_Task brief_: Pick out every line in the data below that holds "name".
Given data below:
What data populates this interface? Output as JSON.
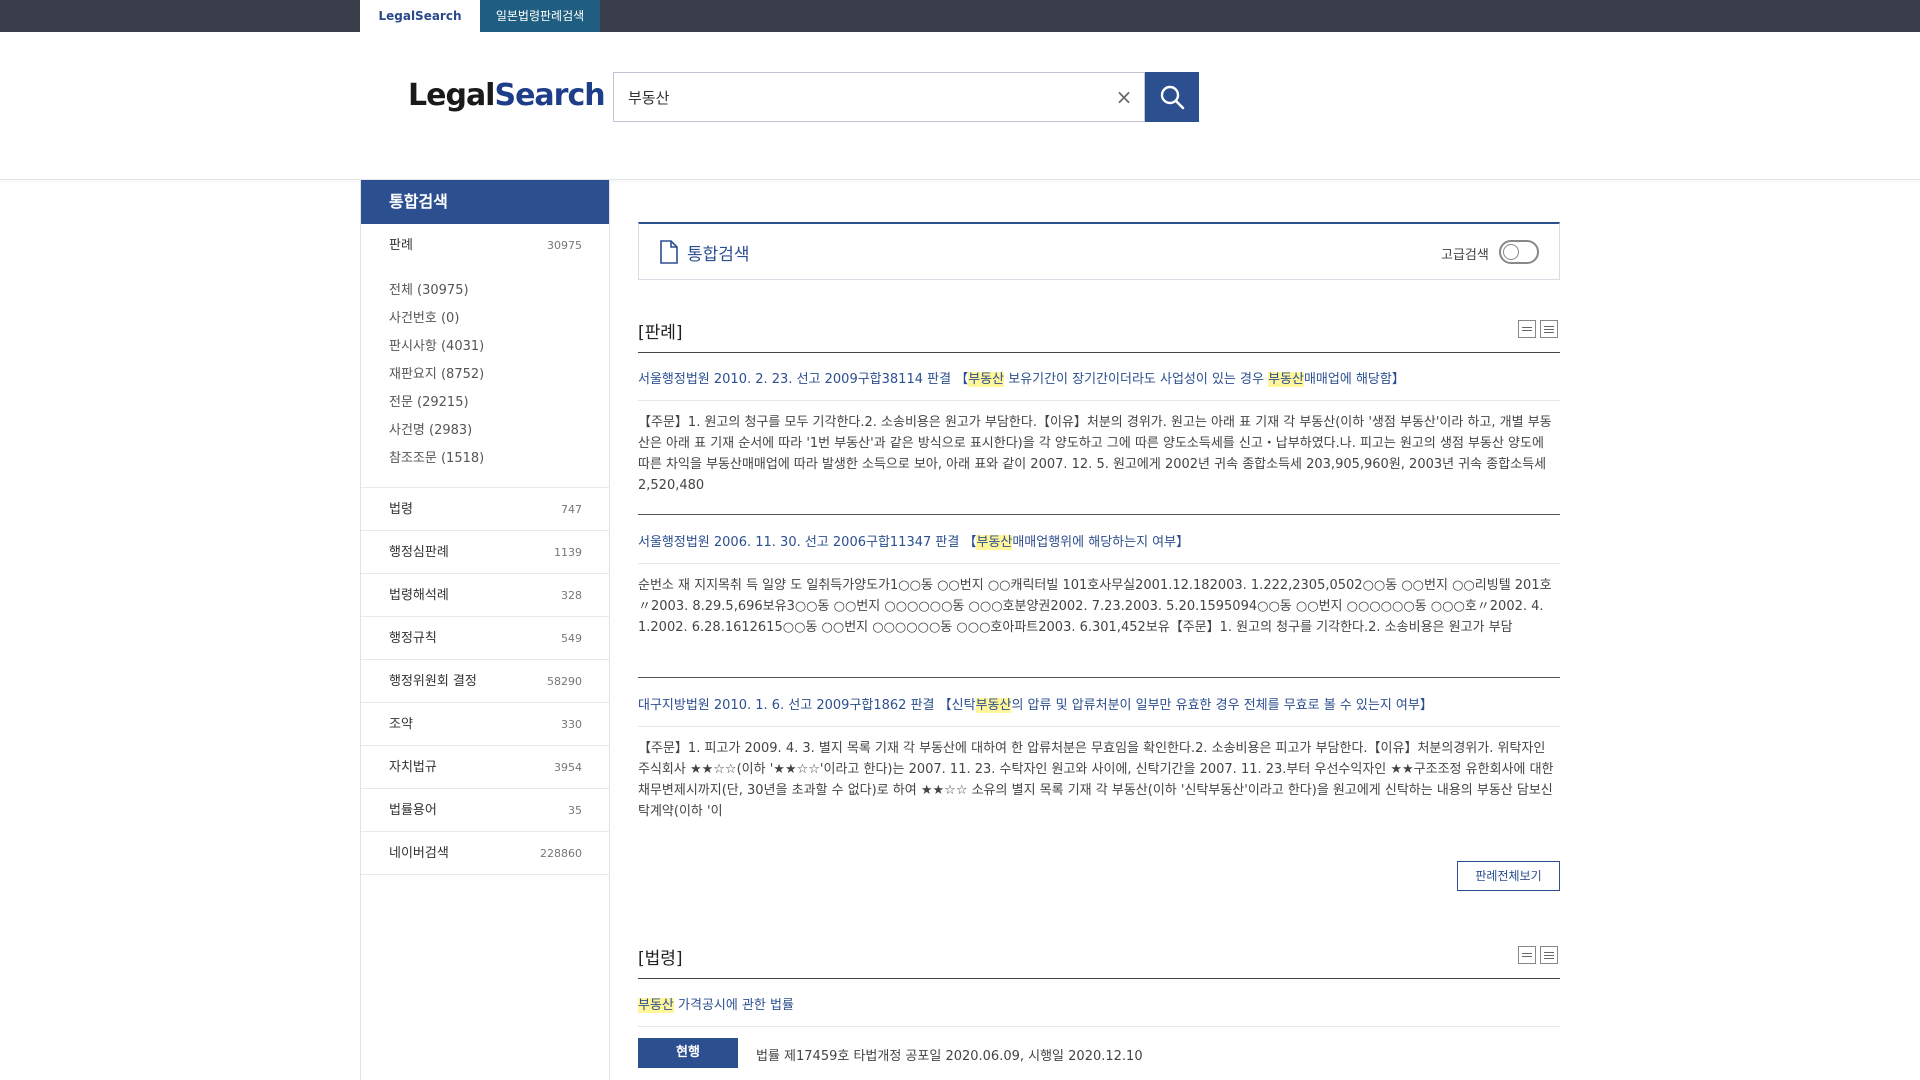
{
  "topbar": {
    "tabs": [
      {
        "label": "LegalSearch"
      },
      {
        "label": "일본법령판례검색"
      }
    ]
  },
  "header": {
    "logo_legal": "Legal",
    "logo_search": "Search",
    "search_value": "부동산",
    "clear_icon": "×"
  },
  "sidebar": {
    "title": "통합검색",
    "first": {
      "label": "판례",
      "count": "30975"
    },
    "subitems": [
      {
        "label": "전체 (30975)"
      },
      {
        "label": "사건번호 (0)"
      },
      {
        "label": "판시사항 (4031)"
      },
      {
        "label": "재판요지 (8752)"
      },
      {
        "label": "전문 (29215)"
      },
      {
        "label": "사건명 (2983)"
      },
      {
        "label": "참조조문 (1518)"
      }
    ],
    "categories": [
      {
        "label": "법령",
        "count": "747"
      },
      {
        "label": "행정심판례",
        "count": "1139"
      },
      {
        "label": "법령해석례",
        "count": "328"
      },
      {
        "label": "행정규칙",
        "count": "549"
      },
      {
        "label": "행정위원회 결정",
        "count": "58290"
      },
      {
        "label": "조약",
        "count": "330"
      },
      {
        "label": "자치법규",
        "count": "3954"
      },
      {
        "label": "법률용어",
        "count": "35"
      },
      {
        "label": "네이버검색",
        "count": "228860"
      }
    ]
  },
  "main": {
    "title": "통합검색",
    "advanced_label": "고급검색",
    "precedent_section": "[판례]",
    "results": [
      {
        "title_pre": "서울행정법원 2010. 2. 23. 선고 2009구합38114 판결 【",
        "title_hl1": "부동산",
        "title_mid": " 보유기간이 장기간이더라도 사업성이 있는 경우 ",
        "title_hl2": "부동산",
        "title_post": "매매업에 해당함】",
        "body": "【주문】1. 원고의 청구를 모두 기각한다.2. 소송비용은 원고가 부담한다.【이유】처분의 경위가. 원고는 아래 표 기재 각 부동산(이하 '생점 부동산'이라 하고, 개별 부동산은 아래 표 기재 순서에 따라 '1번 부동산'과 같은 방식으로 표시한다)을 각 양도하고 그에 따른 양도소득세를 신고・납부하였다.나. 피고는 원고의 생점 부동산 양도에 따른 차익을 부동산매매업에 따라 발생한 소득으로 보아, 아래 표와 같이 2007. 12. 5. 원고에게 2002년 귀속 종합소득세 203,905,960원, 2003년 귀속 종합소득세 2,520,480"
      },
      {
        "title_pre": "서울행정법원 2006. 11. 30. 선고 2006구합11347 판결 【",
        "title_hl1": "부동산",
        "title_mid": "매매업행위에 해당하는지 여부】",
        "title_hl2": "",
        "title_post": "",
        "body": "순번소 재 지지목취 득 일양 도 일취득가양도가1○○동 ○○번지 ○○캐릭터빌 101호사무실2001.12.182003. 1.222,2305,0502○○동 ○○번지 ○○리빙텔 201호〃2003. 8.29.5,696보유3○○동 ○○번지 ○○○○○○동 ○○○호분양권2002. 7.23.2003. 5.20.1595094○○동 ○○번지 ○○○○○○동 ○○○호〃2002. 4. 1.2002. 6.28.1612615○○동 ○○번지 ○○○○○○동 ○○○호아파트2003. 6.301,452보유【주문】1. 원고의 청구를 기각한다.2. 소송비용은 원고가 부담"
      },
      {
        "title_pre": "대구지방법원 2010. 1. 6. 선고 2009구합1862 판결 【신탁",
        "title_hl1": "부동산",
        "title_mid": "의 압류 및 압류처분이 일부만 유효한 경우 전체를 무효로 볼 수 있는지 여부】",
        "title_hl2": "",
        "title_post": "",
        "body": "【주문】1. 피고가 2009. 4. 3. 별지 목록 기재 각 부동산에 대하여 한 압류처분은 무효임을 확인한다.2. 소송비용은 피고가 부담한다.【이유】처분의경위가. 위탁자인 주식회사 ★★☆☆(이하 '★★☆☆'이라고 한다)는 2007. 11. 23. 수탁자인 원고와 사이에, 신탁기간을 2007. 11. 23.부터 우선수익자인 ★★구조조정 유한회사에 대한 채무변제시까지(단, 30년을 초과할 수 없다)로 하여 ★★☆☆ 소유의 별지 목록 기재 각 부동산(이하 '신탁부동산'이라고 한다)을 원고에게 신탁하는 내용의 부동산 담보신탁계약(이하 '이"
      }
    ],
    "view_all_precedents": "판례전체보기",
    "law_section": "[법령]",
    "law": {
      "title_hl": "부동산",
      "title_rest": " 가격공시에 관한 법률",
      "status": "현행",
      "info": "법률 제17459호 타법개정 공포일 2020.06.09, 시행일 2020.12.10"
    }
  },
  "colors": {
    "brand": "#2c4f8f",
    "topbar": "#3a3e4a",
    "highlight": "#fff59a"
  }
}
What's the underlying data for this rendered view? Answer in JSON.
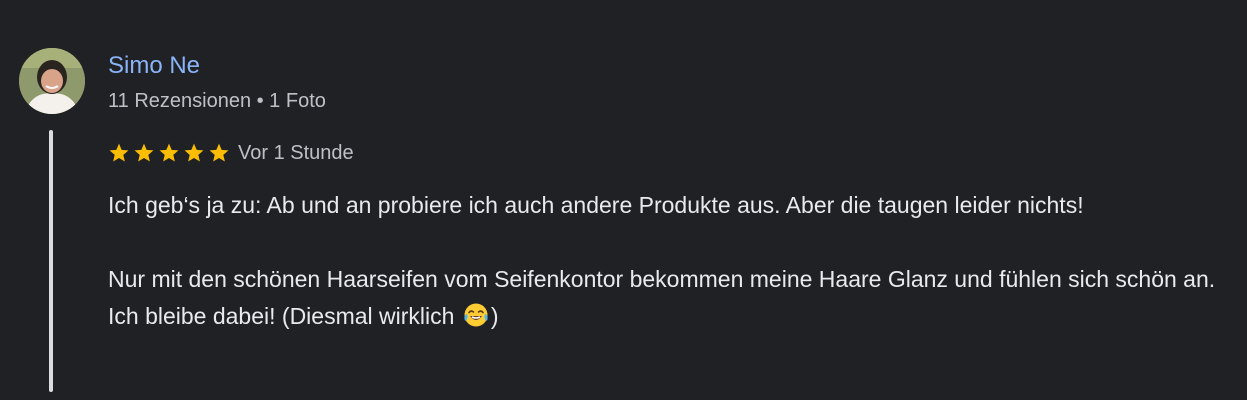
{
  "review": {
    "author": {
      "name": "Simo Ne",
      "meta": "11 Rezensionen • 1 Foto",
      "avatar_icon": "profile-photo"
    },
    "rating": {
      "stars": 5,
      "max": 5,
      "star_icon": "star-icon",
      "color": "#fbbc04"
    },
    "time": "Vor 1 Stunde",
    "text": {
      "paragraph1": "Ich geb‘s ja zu: Ab und an probiere ich auch andere Produkte aus. Aber die taugen leider nichts!",
      "paragraph2_main": "Nur mit den schönen Haarseifen vom Seifenkontor bekommen meine Haare Glanz und fühlen sich schön an. Ich bleibe dabei! (Diesmal wirklich",
      "paragraph2_emoji_icon": "tears-of-joy-emoji-icon",
      "paragraph2_end": ")"
    }
  },
  "colors": {
    "background": "#202124",
    "link": "#8ab4f8",
    "text": "#e8eaed",
    "secondary_text": "#bdc1c6",
    "thread_line": "#dadce0"
  }
}
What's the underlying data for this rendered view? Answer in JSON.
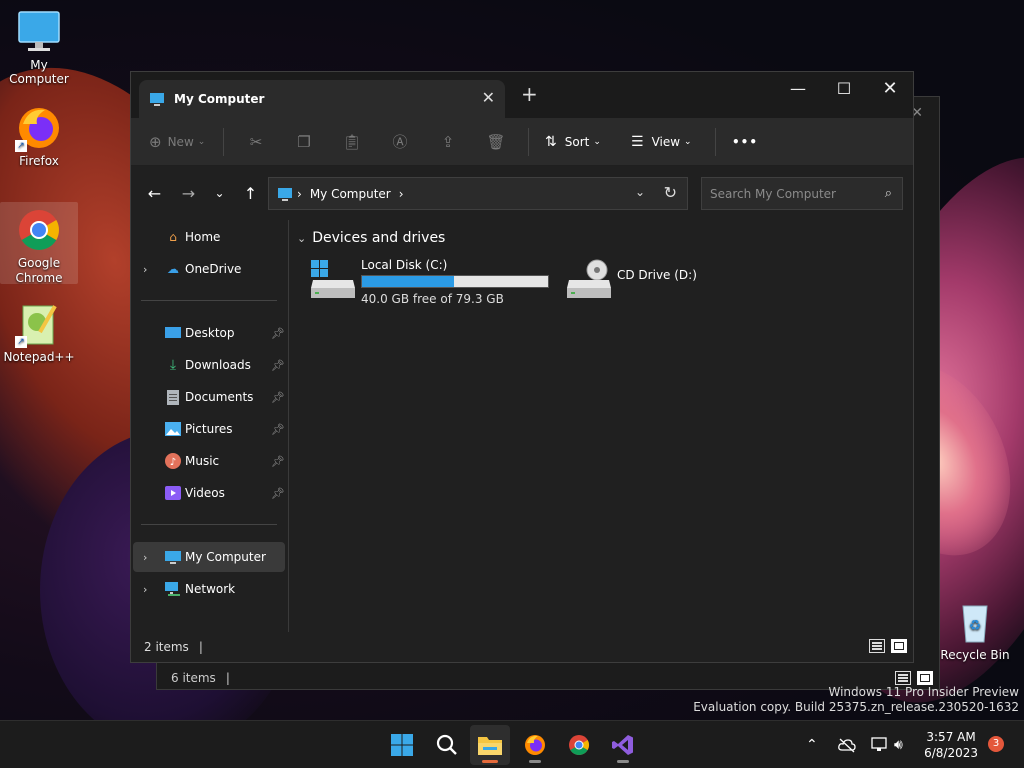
{
  "desktop": {
    "icons": [
      {
        "label": "My Computer",
        "icon": "monitor-icon"
      },
      {
        "label": "Firefox",
        "icon": "firefox-icon"
      },
      {
        "label": "Google Chrome",
        "icon": "chrome-icon"
      },
      {
        "label": "Notepad++",
        "icon": "notepadpp-icon"
      },
      {
        "label": "Recycle Bin",
        "icon": "recycle-bin-icon"
      }
    ]
  },
  "bg_window": {
    "status": "6 items"
  },
  "window": {
    "tab_title": "My Computer",
    "new_tab_glyph": "+",
    "controls": {
      "minimize": "—",
      "maximize": "☐",
      "close": "✕"
    },
    "commandbar": {
      "new_label": "New",
      "sort_label": "Sort",
      "view_label": "View",
      "more_glyph": "•••"
    },
    "address": {
      "crumbs": [
        "My Computer"
      ],
      "separator": "›"
    },
    "search": {
      "placeholder": "Search My Computer"
    },
    "sidebar": {
      "top": [
        {
          "label": "Home",
          "icon": "home-icon",
          "chevron": false
        },
        {
          "label": "OneDrive",
          "icon": "onedrive-icon",
          "chevron": true
        }
      ],
      "quick": [
        {
          "label": "Desktop",
          "icon": "desktop-folder-icon",
          "color": "#3aa0e8"
        },
        {
          "label": "Downloads",
          "icon": "downloads-icon",
          "color": "#3fbf7f"
        },
        {
          "label": "Documents",
          "icon": "documents-icon",
          "color": "#9aa0a6"
        },
        {
          "label": "Pictures",
          "icon": "pictures-icon",
          "color": "#4ab0f0"
        },
        {
          "label": "Music",
          "icon": "music-icon",
          "color": "#e2725b"
        },
        {
          "label": "Videos",
          "icon": "videos-icon",
          "color": "#8b5cf6"
        }
      ],
      "bottom": [
        {
          "label": "My Computer",
          "icon": "monitor-icon",
          "active": true
        },
        {
          "label": "Network",
          "icon": "network-icon",
          "active": false
        }
      ]
    },
    "content": {
      "group_title": "Devices and drives",
      "drives": [
        {
          "name": "Local Disk (C:)",
          "free_text": "40.0 GB free of 79.3 GB",
          "used_fraction": 0.4956,
          "icon": "windows-drive-icon"
        },
        {
          "name": "CD Drive (D:)",
          "icon": "cd-drive-icon"
        }
      ]
    },
    "status": {
      "items": "2 items",
      "caret": "|"
    }
  },
  "watermark": {
    "line1": "Windows 11 Pro Insider Preview",
    "line2": "Evaluation copy. Build 25375.zn_release.230520-1632"
  },
  "taskbar": {
    "clock_time": "3:57 AM",
    "clock_date": "6/8/2023",
    "notification_count": "3",
    "accent": "#e46a3b"
  }
}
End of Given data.
_Solution to the problem_:
      "name": "Simo Ne",
          "name": "Local Disk (C:)",
          "name": "CD Drive (D:)",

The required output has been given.